## TASK TO COMPLETE
Search the material for the word "client" and report each line where it turns up.

## RECORDS SUPPLIED

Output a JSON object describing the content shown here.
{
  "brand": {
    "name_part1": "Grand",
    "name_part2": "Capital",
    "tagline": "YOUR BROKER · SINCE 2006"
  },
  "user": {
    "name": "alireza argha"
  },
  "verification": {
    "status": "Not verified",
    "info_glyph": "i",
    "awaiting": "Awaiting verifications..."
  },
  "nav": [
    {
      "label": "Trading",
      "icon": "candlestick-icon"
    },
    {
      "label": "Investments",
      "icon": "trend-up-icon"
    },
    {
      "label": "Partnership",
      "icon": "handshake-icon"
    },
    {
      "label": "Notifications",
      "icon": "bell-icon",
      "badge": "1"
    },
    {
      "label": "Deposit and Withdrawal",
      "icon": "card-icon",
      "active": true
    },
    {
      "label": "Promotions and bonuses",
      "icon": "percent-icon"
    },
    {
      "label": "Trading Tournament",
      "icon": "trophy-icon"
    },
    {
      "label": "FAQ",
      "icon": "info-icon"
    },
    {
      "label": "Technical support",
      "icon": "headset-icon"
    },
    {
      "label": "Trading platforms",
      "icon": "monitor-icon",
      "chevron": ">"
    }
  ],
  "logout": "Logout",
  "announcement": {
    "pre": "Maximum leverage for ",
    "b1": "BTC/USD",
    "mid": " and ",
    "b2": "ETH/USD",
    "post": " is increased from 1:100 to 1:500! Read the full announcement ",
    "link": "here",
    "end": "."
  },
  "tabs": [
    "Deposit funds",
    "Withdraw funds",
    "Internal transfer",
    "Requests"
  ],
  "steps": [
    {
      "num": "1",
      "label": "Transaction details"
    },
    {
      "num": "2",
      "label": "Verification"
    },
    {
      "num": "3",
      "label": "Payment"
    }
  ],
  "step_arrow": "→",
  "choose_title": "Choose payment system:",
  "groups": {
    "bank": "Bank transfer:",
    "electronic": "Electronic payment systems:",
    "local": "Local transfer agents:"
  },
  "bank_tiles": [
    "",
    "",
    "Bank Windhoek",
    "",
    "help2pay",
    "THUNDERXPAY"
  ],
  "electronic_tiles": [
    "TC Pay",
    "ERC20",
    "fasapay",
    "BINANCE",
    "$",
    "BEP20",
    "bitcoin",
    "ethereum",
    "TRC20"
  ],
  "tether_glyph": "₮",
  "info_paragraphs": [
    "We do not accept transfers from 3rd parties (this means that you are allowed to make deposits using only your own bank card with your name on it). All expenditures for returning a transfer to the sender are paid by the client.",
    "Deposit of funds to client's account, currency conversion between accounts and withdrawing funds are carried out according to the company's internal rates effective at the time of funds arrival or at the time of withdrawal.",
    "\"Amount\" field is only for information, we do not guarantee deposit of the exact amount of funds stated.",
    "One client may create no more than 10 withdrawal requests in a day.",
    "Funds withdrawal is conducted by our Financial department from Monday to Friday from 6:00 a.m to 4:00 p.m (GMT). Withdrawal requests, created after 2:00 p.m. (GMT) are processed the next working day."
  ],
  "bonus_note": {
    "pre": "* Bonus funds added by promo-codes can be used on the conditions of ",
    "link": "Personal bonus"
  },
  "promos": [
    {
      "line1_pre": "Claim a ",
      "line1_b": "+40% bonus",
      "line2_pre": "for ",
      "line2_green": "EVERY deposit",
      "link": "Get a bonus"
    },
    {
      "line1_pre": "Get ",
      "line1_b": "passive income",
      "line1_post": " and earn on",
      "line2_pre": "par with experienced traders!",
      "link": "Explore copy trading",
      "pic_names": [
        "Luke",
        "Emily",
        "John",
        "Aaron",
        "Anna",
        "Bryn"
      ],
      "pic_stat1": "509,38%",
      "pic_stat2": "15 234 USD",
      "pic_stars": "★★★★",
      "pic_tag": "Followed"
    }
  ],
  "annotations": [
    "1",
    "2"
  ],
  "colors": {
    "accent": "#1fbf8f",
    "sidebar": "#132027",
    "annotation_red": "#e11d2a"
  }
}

## RESPONSE FOR THIS EXERCISE
    "We do not accept transfers from 3rd parties (this means that you are allowed to make deposits using only your own bank card with your name on it). All expenditures for returning a transfer to the sender are paid by the client.",
    "Deposit of funds to client's account, currency conversion between accounts and withdrawing funds are carried out according to the company's internal rates effective at the time of funds arrival or at the time of withdrawal.",
    "One client may create no more than 10 withdrawal requests in a day.",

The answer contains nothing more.